The last day at AYE was a full-day workshop on knowing your options when attacking problems. This session was particularly interesting as all the hosts, sans Jerry, facilitated. The goal of the session was to give participants the ability to figure out what approach to problem solving might work best in their situations.
In this workshop there were 4 main approaches: Solve, Manage, Cope, Exit. We were asked to envision a work-related problem and then choose which particular approach we felt we were using by spreading out across the room from Solve to Exit. Everyone ranked their problems from 1 – 10 with 10 being “holy-ka-smoly I need to fix this now”
The first half of the session was a simulation where we broke into groups and the hosts gave us a ‘problem’. Well, actually it wasn’t a problem, it was a goal where we needed to work as a team and deliver ‘the most value’ to our customers who were Star Wars collectors. Ah, the good ‘ol Lego game. Steve Smith handed out the boxes of Lego and my first instinct was to do nothing and instead give our collectors an autographed box from the original Star Wars cast. That seemed like it was have the most value to collectors. Something neat happened then. The team LOVED the idea and we had instant buy-in through a unanimous fist-of-five which more or less contributed to our LACK of problems since we dissolved it through solid buy-in.

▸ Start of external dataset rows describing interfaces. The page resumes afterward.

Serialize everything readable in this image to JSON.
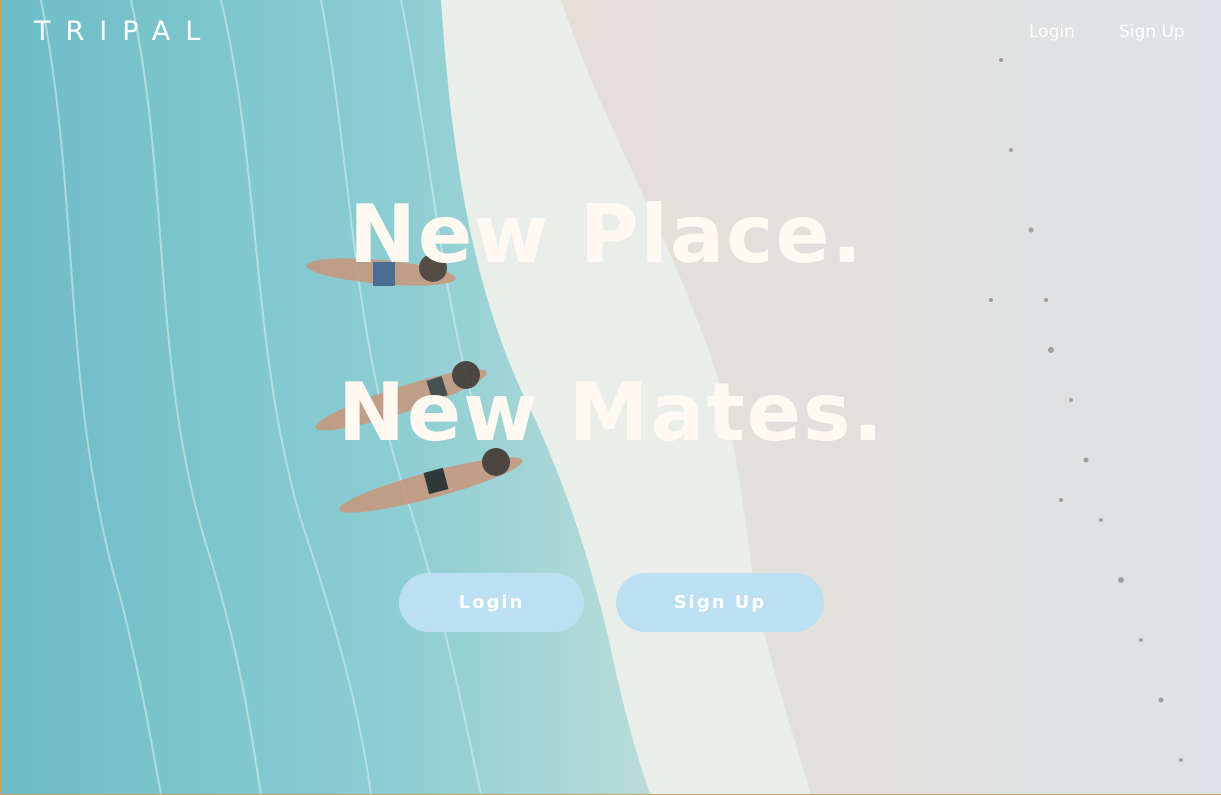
{
  "brand": {
    "name": "TRIPAL"
  },
  "nav": {
    "login_label": "Login",
    "signup_label": "Sign Up"
  },
  "hero": {
    "headline_line1": "New Place.",
    "headline_line2": "New Mates.",
    "login_button": "Login",
    "signup_button": "Sign Up",
    "background_image": "aerial-beach-photo-three-people-lying-in-shallow-water",
    "colors": {
      "water": "#7fc4cc",
      "sand": "#e6e0d8",
      "headline": "#fffaf1",
      "button": "#bcdff1"
    }
  }
}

Other groups that built the model ran into skill problems (some people aren’t good at building Lego), workflow problems (hard to co-ordinate that many people on 1 model) and other issues that collaborating teams typically face.
We did a bit of planning to figure out how to make the display case, get the autographs and print out a certificate at the hotel desk and during our execution everyone volunteered for a task and did it. As people were coming and going from our main work area, we talked about how the goal was extremely clear and there was never a moment where we questioned each other. Perhaps it was dumb luck. Perhaps not.In the afternoon we broke into groups and helped fellow attendees apply the framework to their problems with the goal being to give people multiple options to go back to work with.
What I really enjoyed about this was that it was a chance to learn and practice since for the most part this is pretty much what I do for a living. During each de-brief I was writing like a madman as so many awesome ideas for attacking problems were talked about. Most importantly I took away that no matter what the problem is you always have more options than you think.
This led me to believe that problems really just change shape. You end up managing your gains and losses all the while morphing problems in manageable pieces by either ‘solving’, managing, coping or exiting. I put parenthesis around ‘solving’ because when you solve a problem (like we did by not doing the work), we just morphed it into another problem. I’d argue that the problem wasn’t about building the model in the first place, it was about invoking team problems that would serve as the discussion later on. The artifact is irrelevant.
Most importantly, creativity ruled this workshop and all 3 groups came up with completely different approaches to the exercise and now I have a big pile of notes to sort through!
Thanks to everyone who participated and to our hosts who gave willingly of themselves and their knowledge, I’m looking forward to PSL in May!